Placebo Effect-A Myth or Reality?
As per the report of psychologist Bruno Klopfer published in 1957- Mr.Wrigt was apparently living the last days of his life in a hospital dying of lymph node cancer. Tumours had affected the neck, groin, abdomen and the chest and doctors had already exhausted their available options. But, Mr.Wright believed that the anticancer drug-Krebiozen would rid him of his cancer. The doctors injected the drug and to their amazement found that Mr.Wright’s tumours were cut down to half the size in 3 days and was discharged in 10 days.
Encouraged by Mr.Wright’s progress, the doctors administered Krebiozen to other patients only to find that there was no improvement whatsoever.
So, was the improvement perceived by Mr.Wright or was it actual? The placebo effect-would not get better!
The Placebo Effect: “I shall please”, the literal translation of the Latin word is a medicinal sham widely used in medicine to simulate or intervene treatment.
- The “I shall please” effect solidifies the fact that the human brain plays an important role in maintaining physical health. But, laboratory work and clinical medicine are miles apart and there would be a clash between the Hippocratic Oath and the deceptive use of inert placebos.
- Prescribing placebos keeping a patient in mind can be allowed. But, can prescribing just pure placebos alone cure a patient? No conclusive evidence exists that can solidify the use of placebos for curing patients.

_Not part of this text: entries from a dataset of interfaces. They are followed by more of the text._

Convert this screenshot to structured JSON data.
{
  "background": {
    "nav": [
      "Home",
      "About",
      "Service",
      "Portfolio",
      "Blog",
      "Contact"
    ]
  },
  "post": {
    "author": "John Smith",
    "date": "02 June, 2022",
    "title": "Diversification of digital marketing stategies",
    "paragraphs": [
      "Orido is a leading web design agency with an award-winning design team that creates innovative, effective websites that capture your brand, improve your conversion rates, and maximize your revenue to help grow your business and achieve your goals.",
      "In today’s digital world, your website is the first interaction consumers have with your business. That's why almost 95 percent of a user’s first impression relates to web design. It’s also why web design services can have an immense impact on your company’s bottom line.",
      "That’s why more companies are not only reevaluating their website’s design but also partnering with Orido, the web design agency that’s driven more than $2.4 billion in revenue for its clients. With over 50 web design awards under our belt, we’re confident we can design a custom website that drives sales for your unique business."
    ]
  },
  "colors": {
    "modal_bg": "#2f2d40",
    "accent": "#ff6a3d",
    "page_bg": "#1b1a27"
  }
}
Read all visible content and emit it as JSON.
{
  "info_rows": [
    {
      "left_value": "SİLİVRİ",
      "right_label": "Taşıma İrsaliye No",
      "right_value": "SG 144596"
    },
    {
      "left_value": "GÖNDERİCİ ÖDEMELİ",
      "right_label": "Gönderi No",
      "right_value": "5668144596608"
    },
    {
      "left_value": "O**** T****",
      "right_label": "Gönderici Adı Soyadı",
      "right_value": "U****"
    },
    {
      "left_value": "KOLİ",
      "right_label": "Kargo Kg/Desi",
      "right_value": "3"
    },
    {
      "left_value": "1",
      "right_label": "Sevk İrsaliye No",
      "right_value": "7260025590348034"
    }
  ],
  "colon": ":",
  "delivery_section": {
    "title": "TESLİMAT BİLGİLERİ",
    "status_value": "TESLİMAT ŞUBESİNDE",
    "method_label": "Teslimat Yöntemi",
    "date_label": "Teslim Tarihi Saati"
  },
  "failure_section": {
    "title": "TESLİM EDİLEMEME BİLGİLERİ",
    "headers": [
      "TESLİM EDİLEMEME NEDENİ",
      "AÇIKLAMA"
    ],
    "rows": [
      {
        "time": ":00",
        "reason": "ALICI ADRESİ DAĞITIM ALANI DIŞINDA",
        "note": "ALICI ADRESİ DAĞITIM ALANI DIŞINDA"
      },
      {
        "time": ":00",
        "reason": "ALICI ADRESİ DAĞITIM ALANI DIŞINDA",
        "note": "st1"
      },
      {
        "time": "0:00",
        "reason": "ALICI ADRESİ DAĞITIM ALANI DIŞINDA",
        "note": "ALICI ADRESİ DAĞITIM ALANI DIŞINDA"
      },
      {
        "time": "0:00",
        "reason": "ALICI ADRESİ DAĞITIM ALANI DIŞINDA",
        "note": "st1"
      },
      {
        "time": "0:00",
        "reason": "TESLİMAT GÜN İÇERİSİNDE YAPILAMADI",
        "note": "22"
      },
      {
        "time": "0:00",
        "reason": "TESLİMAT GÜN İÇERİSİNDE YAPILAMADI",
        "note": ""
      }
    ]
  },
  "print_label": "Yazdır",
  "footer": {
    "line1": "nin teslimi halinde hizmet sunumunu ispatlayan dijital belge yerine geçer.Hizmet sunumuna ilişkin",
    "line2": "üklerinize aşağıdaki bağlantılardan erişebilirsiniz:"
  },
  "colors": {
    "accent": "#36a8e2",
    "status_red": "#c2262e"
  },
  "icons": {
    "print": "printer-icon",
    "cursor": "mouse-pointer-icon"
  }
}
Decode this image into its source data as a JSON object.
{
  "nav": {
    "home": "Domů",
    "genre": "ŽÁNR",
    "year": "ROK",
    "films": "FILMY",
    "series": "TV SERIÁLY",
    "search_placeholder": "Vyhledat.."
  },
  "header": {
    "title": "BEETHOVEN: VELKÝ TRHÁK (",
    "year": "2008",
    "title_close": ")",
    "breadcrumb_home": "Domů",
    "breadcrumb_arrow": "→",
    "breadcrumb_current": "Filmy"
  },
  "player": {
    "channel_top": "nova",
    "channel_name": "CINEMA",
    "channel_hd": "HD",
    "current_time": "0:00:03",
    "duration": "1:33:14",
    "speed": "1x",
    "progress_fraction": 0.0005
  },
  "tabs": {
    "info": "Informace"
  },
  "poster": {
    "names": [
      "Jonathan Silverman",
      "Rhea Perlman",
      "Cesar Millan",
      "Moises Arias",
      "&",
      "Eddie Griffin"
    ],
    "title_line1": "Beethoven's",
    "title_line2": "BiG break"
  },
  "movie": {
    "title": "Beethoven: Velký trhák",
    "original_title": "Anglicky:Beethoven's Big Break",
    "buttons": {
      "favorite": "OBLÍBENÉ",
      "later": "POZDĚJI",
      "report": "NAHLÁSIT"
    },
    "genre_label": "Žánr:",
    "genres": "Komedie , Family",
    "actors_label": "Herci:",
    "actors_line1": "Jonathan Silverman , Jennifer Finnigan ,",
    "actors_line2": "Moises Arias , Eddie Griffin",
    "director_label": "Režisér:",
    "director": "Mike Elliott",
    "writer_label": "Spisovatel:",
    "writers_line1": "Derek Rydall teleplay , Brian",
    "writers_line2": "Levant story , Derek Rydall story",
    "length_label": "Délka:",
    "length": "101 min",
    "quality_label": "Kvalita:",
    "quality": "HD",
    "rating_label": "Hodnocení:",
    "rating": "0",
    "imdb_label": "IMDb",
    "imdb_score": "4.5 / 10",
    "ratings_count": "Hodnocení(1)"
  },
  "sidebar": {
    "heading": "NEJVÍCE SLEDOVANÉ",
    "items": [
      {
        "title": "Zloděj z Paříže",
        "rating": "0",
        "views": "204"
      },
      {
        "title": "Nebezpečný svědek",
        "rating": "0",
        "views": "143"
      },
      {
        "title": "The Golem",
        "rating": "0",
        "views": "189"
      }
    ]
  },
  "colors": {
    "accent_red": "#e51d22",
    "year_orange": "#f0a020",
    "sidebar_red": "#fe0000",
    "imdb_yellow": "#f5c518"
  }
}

- The debate about placebos has been ongoing for 55 years now, and there still exists no concrete evidence to suggests its effectiveness.
Brain and the Placebo Effect: The use of placebos is just not restricted to a particular area of medicine but is widespread in all the fields of medicine.
The use of shams has been so effective that there have been reports of improvement in-
- pain alleviation
- arthritic conditions
- Parkinson’s disease
Not just the use of a drug or an injection, but just the feeling of being treated can bring about a huge psychological change, thanks to the patient’s perception. These beliefs are not intentional and are only a part of one’s sub-conscious mind.
- Yet, these beliefs are apparently said to control bodily reactions like hormonal responses and immunity levels.
- Researchers have been able to conclude that the roots of these placebo responses exists in brain’s active regions.
The Duration of the Effect: If it clicks, the effects of placebo can be felt for a long time. For instance, rheumatoid arthritis patients can experience the effects for at least 2 years, over 8 weeks in panic disorder patients and over 6 months in people who suffer from angina pectoris (severe chest pain).
The Nocebo Effect: “I shall harm”, the exact opposite of placebo. Any medicine would come with its share of side-effects and so does an inert medicine.
- For instance, use of inert drugs can lead to withdrawal symptoms in women suffering from menopause.
- Opiate when used in the form of a placebo can lead to respiratory depression.
The Use of Placebos: In recent times, the use of placebos has been more in order to stop the abuse of drugs. Most doctors are having to resort to these inert drugs to calm patients’ demands of unjustified medicines.
- Some of the most used placebos are antibiotics for treating viral infections and vitamins to deal with fatigue.
- Surveys have reported that almost 48 percent practitioners in Denmark prescribe placebos while the percentage increases to 60 in Israel.
- Critics of this practice suggest that the prescribing of inert drugs is not good for a doctor-patient relationship. They also point out that the a proper diagnosis and treatment would be delayed in case the underlying condition is a serious one.
Placebo- a myth or reality comes down to the individual who is perceiving it.